» What you have to do: The pictures stay out; all of the data is to be printed exactly.
### Dataset excerpts
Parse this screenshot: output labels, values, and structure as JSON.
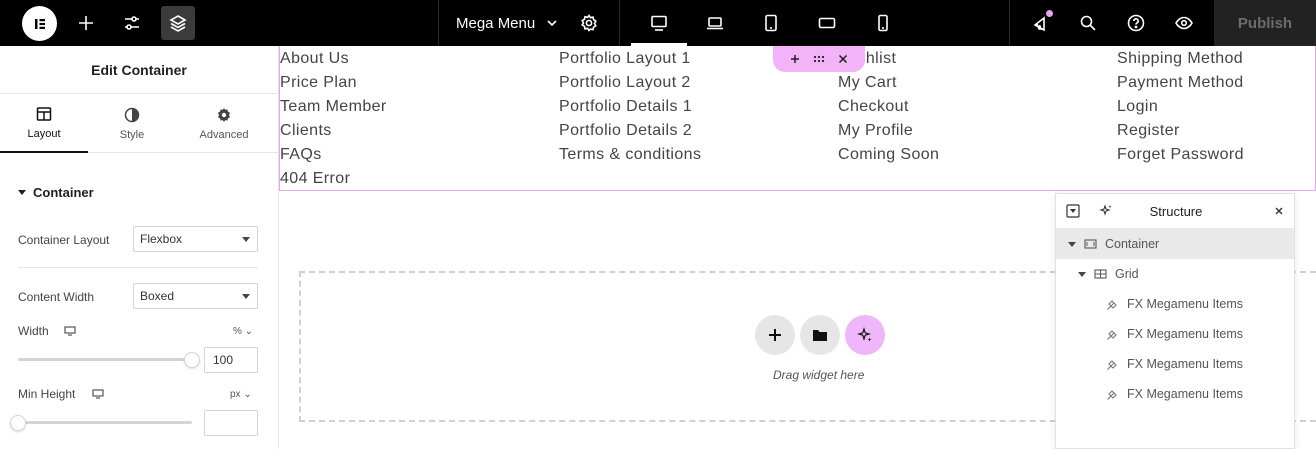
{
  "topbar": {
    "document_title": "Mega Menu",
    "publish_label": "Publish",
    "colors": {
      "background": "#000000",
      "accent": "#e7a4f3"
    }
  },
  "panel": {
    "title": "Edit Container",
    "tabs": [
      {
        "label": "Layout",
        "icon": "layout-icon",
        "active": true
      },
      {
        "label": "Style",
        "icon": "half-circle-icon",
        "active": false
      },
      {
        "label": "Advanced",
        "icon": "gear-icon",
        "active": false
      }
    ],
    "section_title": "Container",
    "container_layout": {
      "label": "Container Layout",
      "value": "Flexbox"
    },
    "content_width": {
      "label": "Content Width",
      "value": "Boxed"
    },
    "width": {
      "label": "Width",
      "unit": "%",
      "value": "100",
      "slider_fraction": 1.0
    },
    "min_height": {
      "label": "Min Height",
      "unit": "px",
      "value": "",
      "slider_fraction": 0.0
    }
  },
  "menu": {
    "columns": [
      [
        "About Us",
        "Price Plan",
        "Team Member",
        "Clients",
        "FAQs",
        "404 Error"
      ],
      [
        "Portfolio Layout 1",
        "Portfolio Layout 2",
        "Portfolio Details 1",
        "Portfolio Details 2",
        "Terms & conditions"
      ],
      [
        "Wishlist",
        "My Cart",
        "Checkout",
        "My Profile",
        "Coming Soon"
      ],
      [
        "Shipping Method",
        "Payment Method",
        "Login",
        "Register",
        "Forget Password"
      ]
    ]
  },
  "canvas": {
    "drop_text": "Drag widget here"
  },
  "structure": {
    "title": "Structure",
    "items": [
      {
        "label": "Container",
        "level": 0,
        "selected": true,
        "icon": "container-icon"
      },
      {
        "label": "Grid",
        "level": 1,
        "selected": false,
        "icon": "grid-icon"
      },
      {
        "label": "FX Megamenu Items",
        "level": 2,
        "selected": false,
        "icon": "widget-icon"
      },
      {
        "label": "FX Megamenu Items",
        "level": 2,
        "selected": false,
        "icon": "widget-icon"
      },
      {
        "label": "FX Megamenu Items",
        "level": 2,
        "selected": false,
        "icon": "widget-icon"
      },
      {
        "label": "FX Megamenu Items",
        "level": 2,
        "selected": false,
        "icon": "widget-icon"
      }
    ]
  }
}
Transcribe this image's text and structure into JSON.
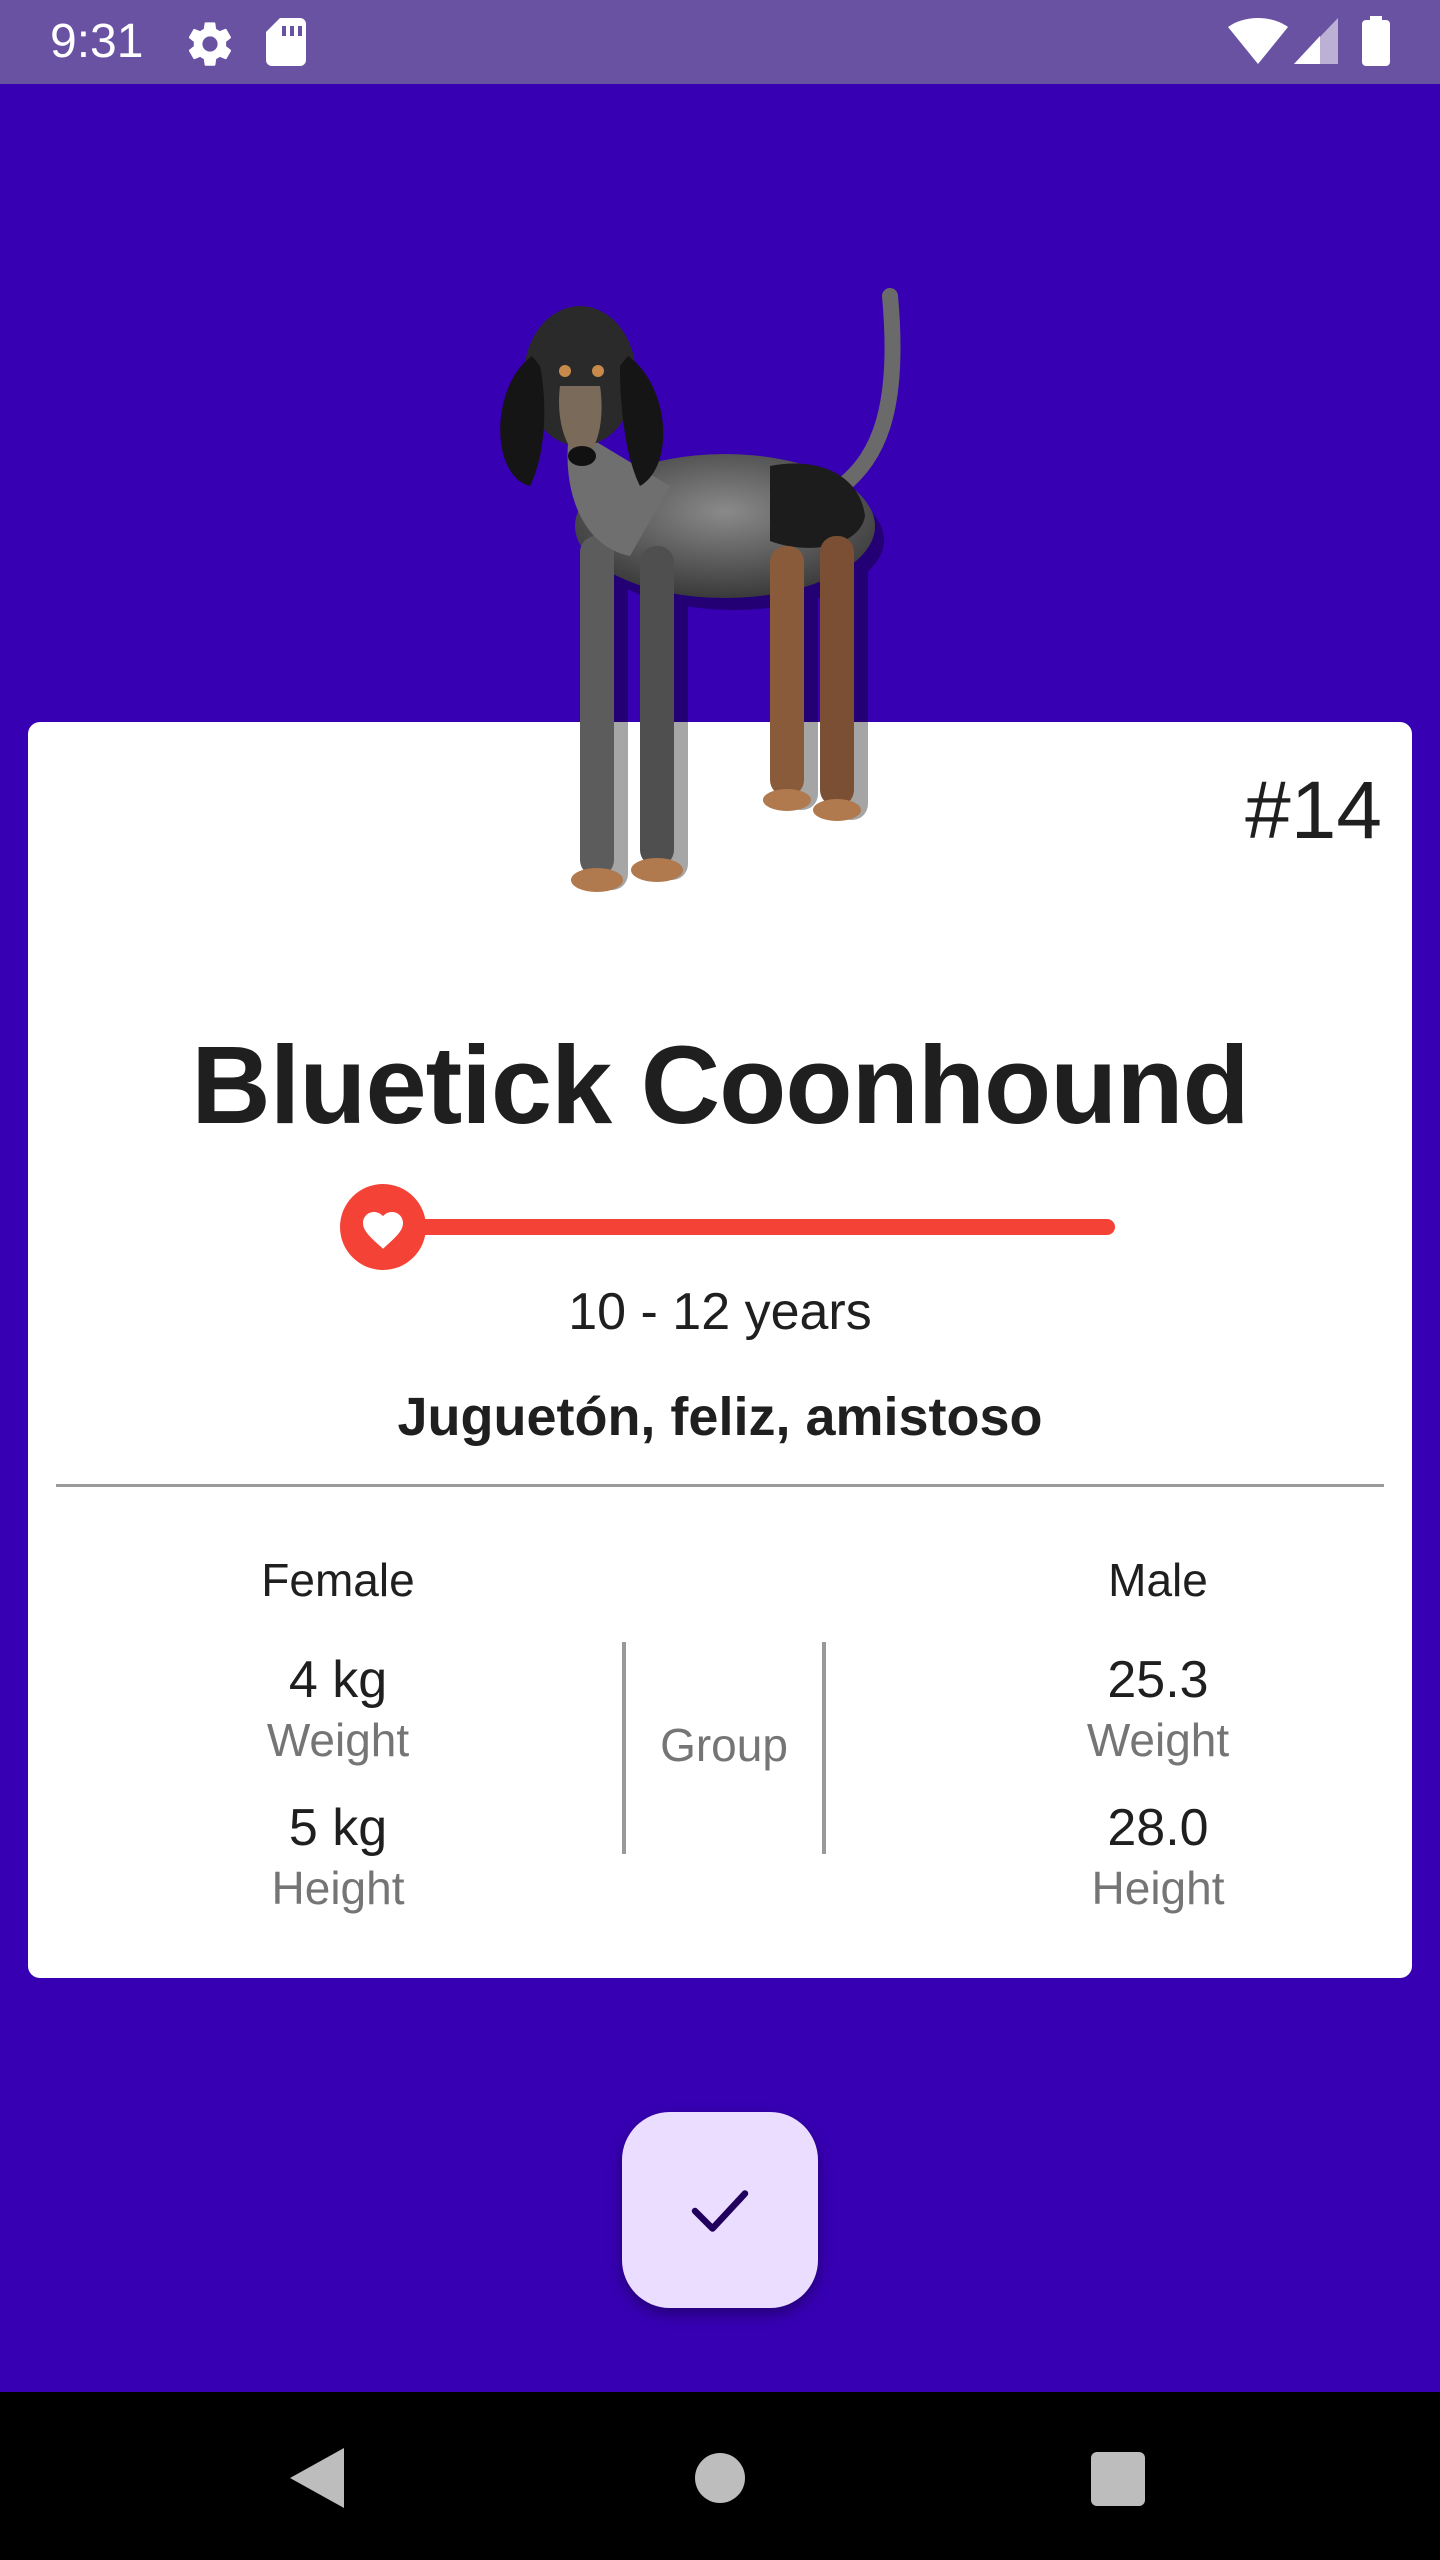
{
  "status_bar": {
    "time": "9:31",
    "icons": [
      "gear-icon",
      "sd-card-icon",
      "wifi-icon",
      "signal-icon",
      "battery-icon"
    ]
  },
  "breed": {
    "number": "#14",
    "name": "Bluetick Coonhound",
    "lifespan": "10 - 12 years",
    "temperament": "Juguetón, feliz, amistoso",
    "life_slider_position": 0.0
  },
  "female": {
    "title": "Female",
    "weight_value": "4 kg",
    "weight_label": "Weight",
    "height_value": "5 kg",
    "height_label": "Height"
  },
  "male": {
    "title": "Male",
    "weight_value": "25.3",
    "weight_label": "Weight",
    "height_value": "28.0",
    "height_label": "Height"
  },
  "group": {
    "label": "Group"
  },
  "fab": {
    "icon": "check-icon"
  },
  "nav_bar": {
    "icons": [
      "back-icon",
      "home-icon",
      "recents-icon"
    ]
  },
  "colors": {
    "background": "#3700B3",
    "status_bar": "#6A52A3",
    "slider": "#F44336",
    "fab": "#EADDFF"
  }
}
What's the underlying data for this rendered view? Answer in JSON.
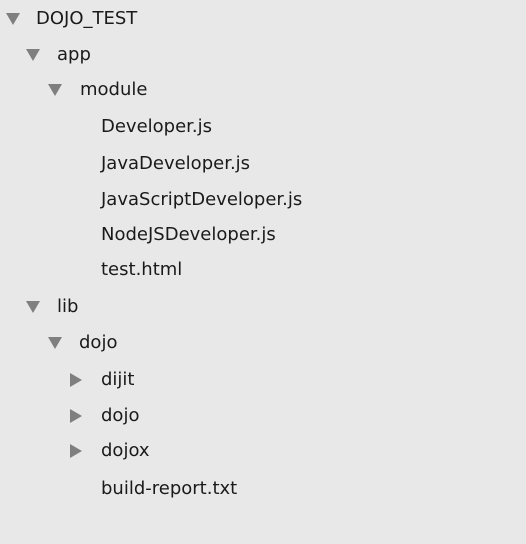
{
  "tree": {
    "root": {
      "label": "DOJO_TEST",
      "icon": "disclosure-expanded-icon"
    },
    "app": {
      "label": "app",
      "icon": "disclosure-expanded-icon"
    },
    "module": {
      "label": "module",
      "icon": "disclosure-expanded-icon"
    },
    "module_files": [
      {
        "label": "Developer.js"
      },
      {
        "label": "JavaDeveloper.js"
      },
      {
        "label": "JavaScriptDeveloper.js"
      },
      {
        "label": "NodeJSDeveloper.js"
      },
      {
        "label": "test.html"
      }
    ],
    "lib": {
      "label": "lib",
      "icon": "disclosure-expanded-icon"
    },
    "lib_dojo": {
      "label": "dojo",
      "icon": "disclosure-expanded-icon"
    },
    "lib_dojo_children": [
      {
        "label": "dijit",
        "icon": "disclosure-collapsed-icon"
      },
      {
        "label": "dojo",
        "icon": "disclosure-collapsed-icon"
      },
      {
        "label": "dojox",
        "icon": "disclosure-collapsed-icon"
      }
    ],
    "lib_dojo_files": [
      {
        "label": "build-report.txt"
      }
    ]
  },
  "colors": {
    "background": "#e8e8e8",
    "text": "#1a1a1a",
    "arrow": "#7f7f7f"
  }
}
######
» Exercise response:
Parse this screenshot: output labels, values, and structure as JSON.
{
  "topbar": {
    "document_title": "Mega Menu",
    "publish_label": "Publish",
    "colors": {
      "background": "#000000",
      "accent": "#e7a4f3"
    }
  },
  "panel": {
    "title": "Edit Container",
    "tabs": [
      {
        "label": "Layout",
        "icon": "layout-icon",
        "active": true
      },
      {
        "label": "Style",
        "icon": "half-circle-icon",
        "active": false
      },
      {
        "label": "Advanced",
        "icon": "gear-icon",
        "active": false
      }
    ],
    "section_title": "Container",
    "container_layout": {
      "label": "Container Layout",
      "value": "Flexbox"
    },
    "content_width": {
      "label": "Content Width",
      "value": "Boxed"
    },
    "width": {
      "label": "Width",
      "unit": "%",
      "value": "100",
      "slider_fraction": 1.0
    },
    "min_height": {
      "label": "Min Height",
      "unit": "px",
      "value": "",
      "slider_fraction": 0.0
    }
  },
  "menu": {
    "columns": [
      [
        "About Us",
        "Price Plan",
        "Team Member",
        "Clients",
        "FAQs",
        "404 Error"
      ],
      [
        "Portfolio Layout 1",
        "Portfolio Layout 2",
        "Portfolio Details 1",
        "Portfolio Details 2",
        "Terms & conditions"
      ],
      [
        "Wishlist",
        "My Cart",
        "Checkout",
        "My Profile",
        "Coming Soon"
      ],
      [
        "Shipping Method",
        "Payment Method",
        "Login",
        "Register",
        "Forget Password"
      ]
    ]
  },
  "canvas": {
    "drop_text": "Drag widget here"
  },
  "structure": {
    "title": "Structure",
    "items": [
      {
        "label": "Container",
        "level": 0,
        "selected": true,
        "icon": "container-icon"
      },
      {
        "label": "Grid",
        "level": 1,
        "selected": false,
        "icon": "grid-icon"
      },
      {
        "label": "FX Megamenu Items",
        "level": 2,
        "selected": false,
        "icon": "widget-icon"
      },
      {
        "label": "FX Megamenu Items",
        "level": 2,
        "selected": false,
        "icon": "widget-icon"
      },
      {
        "label": "FX Megamenu Items",
        "level": 2,
        "selected": false,
        "icon": "widget-icon"
      },
      {
        "label": "FX Megamenu Items",
        "level": 2,
        "selected": false,
        "icon": "widget-icon"
      }
    ]
  }
}
Transcribe this image's text and structure into JSON.
{
  "status_bar": {
    "time": "9:31",
    "icons": [
      "gear-icon",
      "sd-card-icon",
      "wifi-icon",
      "signal-icon",
      "battery-icon"
    ]
  },
  "breed": {
    "number": "#14",
    "name": "Bluetick Coonhound",
    "lifespan": "10 - 12 years",
    "temperament": "Juguetón, feliz, amistoso",
    "life_slider_position": 0.0
  },
  "female": {
    "title": "Female",
    "weight_value": "4 kg",
    "weight_label": "Weight",
    "height_value": "5 kg",
    "height_label": "Height"
  },
  "male": {
    "title": "Male",
    "weight_value": "25.3",
    "weight_label": "Weight",
    "height_value": "28.0",
    "height_label": "Height"
  },
  "group": {
    "label": "Group"
  },
  "fab": {
    "icon": "check-icon"
  },
  "nav_bar": {
    "icons": [
      "back-icon",
      "home-icon",
      "recents-icon"
    ]
  },
  "colors": {
    "background": "#3700B3",
    "status_bar": "#6A52A3",
    "slider": "#F44336",
    "fab": "#EADDFF"
  }
}
What's the underlying data for this rendered view? Answer in JSON.
{
  "tree": {
    "root": {
      "label": "DOJO_TEST",
      "icon": "disclosure-expanded-icon"
    },
    "app": {
      "label": "app",
      "icon": "disclosure-expanded-icon"
    },
    "module": {
      "label": "module",
      "icon": "disclosure-expanded-icon"
    },
    "module_files": [
      {
        "label": "Developer.js"
      },
      {
        "label": "JavaDeveloper.js"
      },
      {
        "label": "JavaScriptDeveloper.js"
      },
      {
        "label": "NodeJSDeveloper.js"
      },
      {
        "label": "test.html"
      }
    ],
    "lib": {
      "label": "lib",
      "icon": "disclosure-expanded-icon"
    },
    "lib_dojo": {
      "label": "dojo",
      "icon": "disclosure-expanded-icon"
    },
    "lib_dojo_children": [
      {
        "label": "dijit",
        "icon": "disclosure-collapsed-icon"
      },
      {
        "label": "dojo",
        "icon": "disclosure-collapsed-icon"
      },
      {
        "label": "dojox",
        "icon": "disclosure-collapsed-icon"
      }
    ],
    "lib_dojo_files": [
      {
        "label": "build-report.txt"
      }
    ]
  },
  "colors": {
    "background": "#e8e8e8",
    "text": "#1a1a1a",
    "arrow": "#7f7f7f"
  }
}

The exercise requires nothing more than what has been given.